_WORK TO COMPLETE_
Copy the data that follows exactly. Include no pictures.
╭─ EXERCISE MATERIAL
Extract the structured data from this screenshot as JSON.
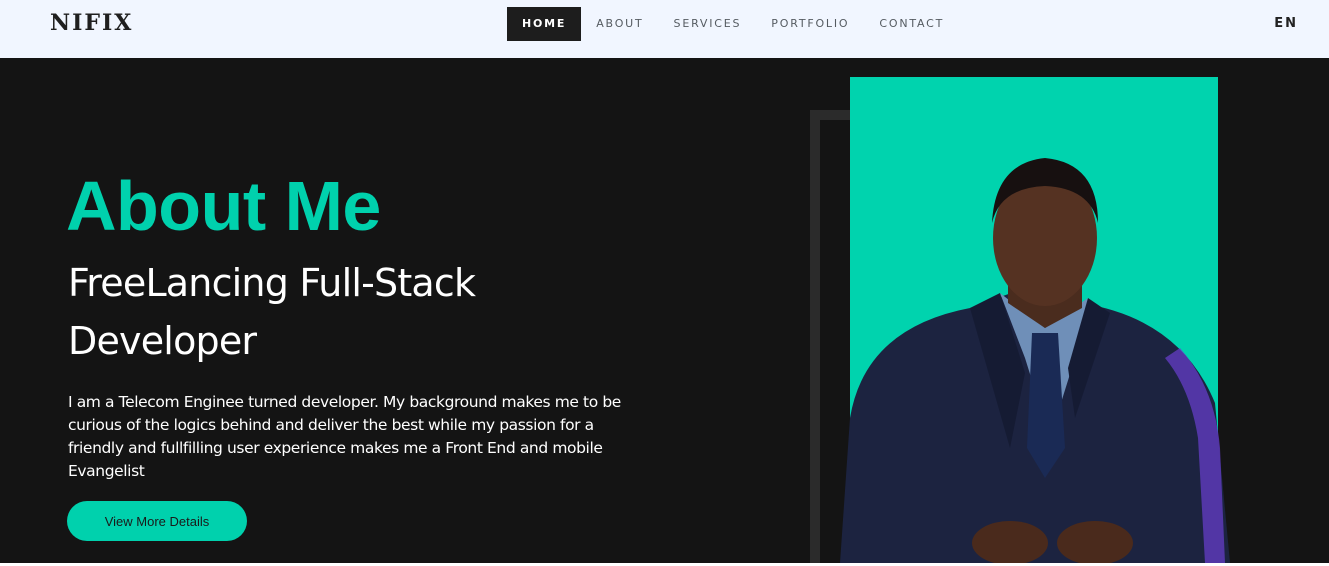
{
  "brand": {
    "name": "NIFIX"
  },
  "nav": {
    "items": [
      {
        "label": "HOME",
        "active": true
      },
      {
        "label": "ABOUT",
        "active": false
      },
      {
        "label": "SERVICES",
        "active": false
      },
      {
        "label": "PORTFOLIO",
        "active": false
      },
      {
        "label": "CONTACT",
        "active": false
      }
    ],
    "language": "EN"
  },
  "hero": {
    "title": "About Me",
    "subtitle_line1": "FreeLancing Full-Stack",
    "subtitle_line2": "Developer",
    "description_line1": "I am a Telecom Enginee turned developer. My background makes me to be",
    "description_line2": "curious of the logics behind and deliver the best while my passion for a",
    "description_line3": "friendly and fullfilling user experience makes me a Front End and mobile",
    "description_line4": "Evangelist",
    "cta_label": "View More Details"
  },
  "colors": {
    "accent": "#00d1ad",
    "hero_background": "#141414",
    "nav_background": "#f1f6ff",
    "nav_active": "#1d1d1d"
  }
}
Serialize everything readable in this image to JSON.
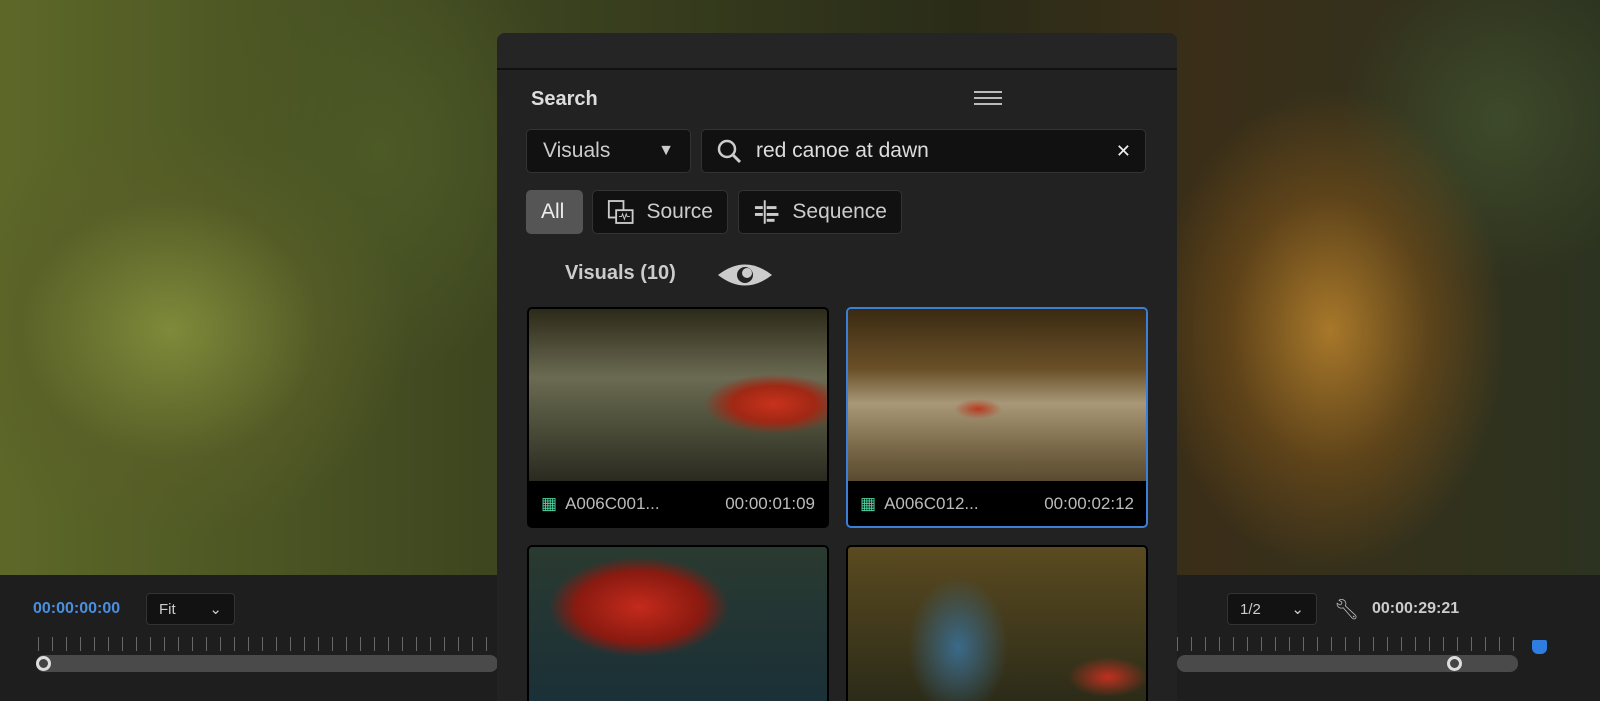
{
  "player": {
    "current_time": "00:00:00:00",
    "zoom": "Fit",
    "resolution": "1/2",
    "duration": "00:00:29:21",
    "playhead_fraction": 0.79
  },
  "panel": {
    "title": "Search",
    "scope": "Visuals",
    "query": "red canoe at dawn",
    "filters": [
      {
        "label": "All",
        "active": true
      },
      {
        "label": "Source",
        "active": false
      },
      {
        "label": "Sequence",
        "active": false
      }
    ],
    "results_heading": "Visuals (10)",
    "results": [
      {
        "name": "A006C001...",
        "duration": "00:00:01:09",
        "selected": false
      },
      {
        "name": "A006C012...",
        "duration": "00:00:02:12",
        "selected": true
      },
      {
        "name": "",
        "duration": "",
        "selected": false
      },
      {
        "name": "",
        "duration": "",
        "selected": false
      }
    ]
  },
  "colors": {
    "accent": "#3b7fd6",
    "timecode": "#4a8fe0"
  }
}
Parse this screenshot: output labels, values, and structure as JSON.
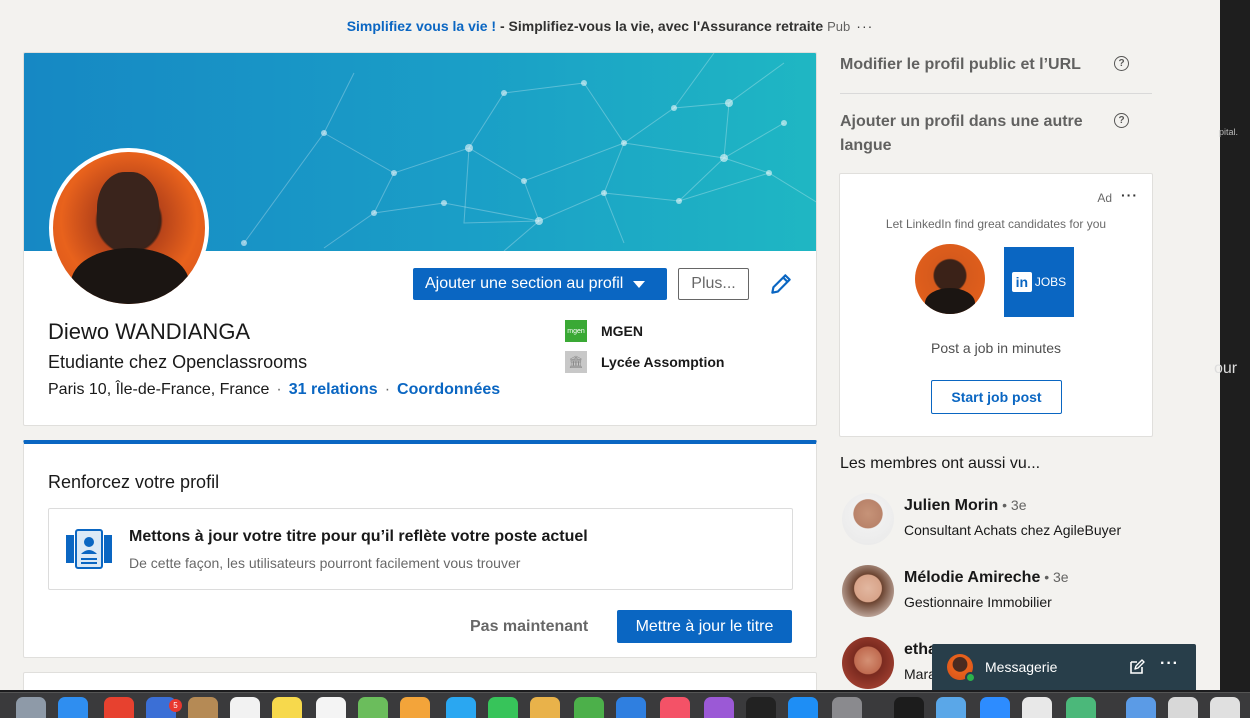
{
  "top_ad": {
    "link": "Simplifiez vous la vie !",
    "separator": " - ",
    "text": "Simplifiez-vous la vie, avec l'Assurance retraite",
    "pub": "Pub",
    "more": "···"
  },
  "profile": {
    "add_section_button": "Ajouter une section au profil",
    "more_button": "Plus...",
    "name": "Diewo WANDIANGA",
    "headline": "Etudiante chez Openclassrooms",
    "location": "Paris 10, Île-de-France, France",
    "separator": "·",
    "connections": "31 relations",
    "contact_info": "Coordonnées",
    "orgs": [
      {
        "name": "MGEN",
        "logo_text": "mgen"
      },
      {
        "name": "Lycée Assomption",
        "logo_text": "🏛"
      }
    ]
  },
  "strength": {
    "title": "Renforcez votre profil",
    "suggestion_title": "Mettons à jour votre titre pour qu’il reflète votre poste actuel",
    "suggestion_sub": "De cette façon, les utilisateurs pourront facilement vous trouver",
    "later_button": "Pas maintenant",
    "update_button": "Mettre à jour le titre"
  },
  "rail": {
    "public_profile_link": "Modifier le profil public et l’URL",
    "other_language_link": "Ajouter un profil dans une autre langue",
    "help": "?"
  },
  "ad": {
    "label": "Ad",
    "more": "···",
    "tagline": "Let LinkedIn find great candidates for you",
    "jobs_in": "in",
    "jobs_text": "JOBS",
    "cta_text": "Post a job in minutes",
    "cta_button": "Start job post"
  },
  "also_viewed": {
    "title": "Les membres ont aussi vu...",
    "members": [
      {
        "name": "Julien Morin",
        "degree": " • 3e",
        "title": "Consultant Achats chez AgileBuyer"
      },
      {
        "name": "Mélodie Amireche",
        "degree": " • 3e",
        "title": "Gestionnaire Immobilier"
      },
      {
        "name": "etha",
        "degree": "",
        "title": "Mara"
      }
    ]
  },
  "messaging": {
    "label": "Messagerie",
    "more": "···"
  },
  "background_fragments": {
    "frag1": "pital.",
    "frag2": "our"
  },
  "dock": {
    "badge": "5"
  },
  "colors": {
    "brand": "#0a66c2",
    "messaging_bar": "#283e4a",
    "online": "#2bb24c"
  }
}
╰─
_RESULT OF THE TASK_
Extract the structured data from this screenshot as JSON.
{
  "brand": {
    "name": "NIFIX"
  },
  "nav": {
    "items": [
      {
        "label": "HOME",
        "active": true
      },
      {
        "label": "ABOUT",
        "active": false
      },
      {
        "label": "SERVICES",
        "active": false
      },
      {
        "label": "PORTFOLIO",
        "active": false
      },
      {
        "label": "CONTACT",
        "active": false
      }
    ],
    "language": "EN"
  },
  "hero": {
    "title": "About Me",
    "subtitle_line1": "FreeLancing Full-Stack",
    "subtitle_line2": "Developer",
    "description_line1": "I am a Telecom Enginee turned developer. My background makes me to be",
    "description_line2": "curious of the logics behind and deliver the best while my passion for a",
    "description_line3": "friendly and fullfilling user experience makes me a Front End and mobile",
    "description_line4": "Evangelist",
    "cta_label": "View More Details"
  },
  "colors": {
    "accent": "#00d1ad",
    "hero_background": "#141414",
    "nav_background": "#f1f6ff",
    "nav_active": "#1d1d1d"
  }
}
Serialize everything readable in this image to JSON.
{
  "player": {
    "current_time": "00:00:00:00",
    "zoom": "Fit",
    "resolution": "1/2",
    "duration": "00:00:29:21",
    "playhead_fraction": 0.79
  },
  "panel": {
    "title": "Search",
    "scope": "Visuals",
    "query": "red canoe at dawn",
    "filters": [
      {
        "label": "All",
        "active": true
      },
      {
        "label": "Source",
        "active": false
      },
      {
        "label": "Sequence",
        "active": false
      }
    ],
    "results_heading": "Visuals (10)",
    "results": [
      {
        "name": "A006C001...",
        "duration": "00:00:01:09",
        "selected": false
      },
      {
        "name": "A006C012...",
        "duration": "00:00:02:12",
        "selected": true
      },
      {
        "name": "",
        "duration": "",
        "selected": false
      },
      {
        "name": "",
        "duration": "",
        "selected": false
      }
    ]
  },
  "colors": {
    "accent": "#3b7fd6",
    "timecode": "#4a8fe0"
  }
}
Parse this screenshot: output labels, values, and structure as JSON.
{
  "top_ad": {
    "link": "Simplifiez vous la vie !",
    "separator": " - ",
    "text": "Simplifiez-vous la vie, avec l'Assurance retraite",
    "pub": "Pub",
    "more": "···"
  },
  "profile": {
    "add_section_button": "Ajouter une section au profil",
    "more_button": "Plus...",
    "name": "Diewo WANDIANGA",
    "headline": "Etudiante chez Openclassrooms",
    "location": "Paris 10, Île-de-France, France",
    "separator": "·",
    "connections": "31 relations",
    "contact_info": "Coordonnées",
    "orgs": [
      {
        "name": "MGEN",
        "logo_text": "mgen"
      },
      {
        "name": "Lycée Assomption",
        "logo_text": "🏛"
      }
    ]
  },
  "strength": {
    "title": "Renforcez votre profil",
    "suggestion_title": "Mettons à jour votre titre pour qu’il reflète votre poste actuel",
    "suggestion_sub": "De cette façon, les utilisateurs pourront facilement vous trouver",
    "later_button": "Pas maintenant",
    "update_button": "Mettre à jour le titre"
  },
  "rail": {
    "public_profile_link": "Modifier le profil public et l’URL",
    "other_language_link": "Ajouter un profil dans une autre langue",
    "help": "?"
  },
  "ad": {
    "label": "Ad",
    "more": "···",
    "tagline": "Let LinkedIn find great candidates for you",
    "jobs_in": "in",
    "jobs_text": "JOBS",
    "cta_text": "Post a job in minutes",
    "cta_button": "Start job post"
  },
  "also_viewed": {
    "title": "Les membres ont aussi vu...",
    "members": [
      {
        "name": "Julien Morin",
        "degree": " • 3e",
        "title": "Consultant Achats chez AgileBuyer"
      },
      {
        "name": "Mélodie Amireche",
        "degree": " • 3e",
        "title": "Gestionnaire Immobilier"
      },
      {
        "name": "etha",
        "degree": "",
        "title": "Mara"
      }
    ]
  },
  "messaging": {
    "label": "Messagerie",
    "more": "···"
  },
  "background_fragments": {
    "frag1": "pital.",
    "frag2": "our"
  },
  "dock": {
    "badge": "5"
  },
  "colors": {
    "brand": "#0a66c2",
    "messaging_bar": "#283e4a",
    "online": "#2bb24c"
  }
}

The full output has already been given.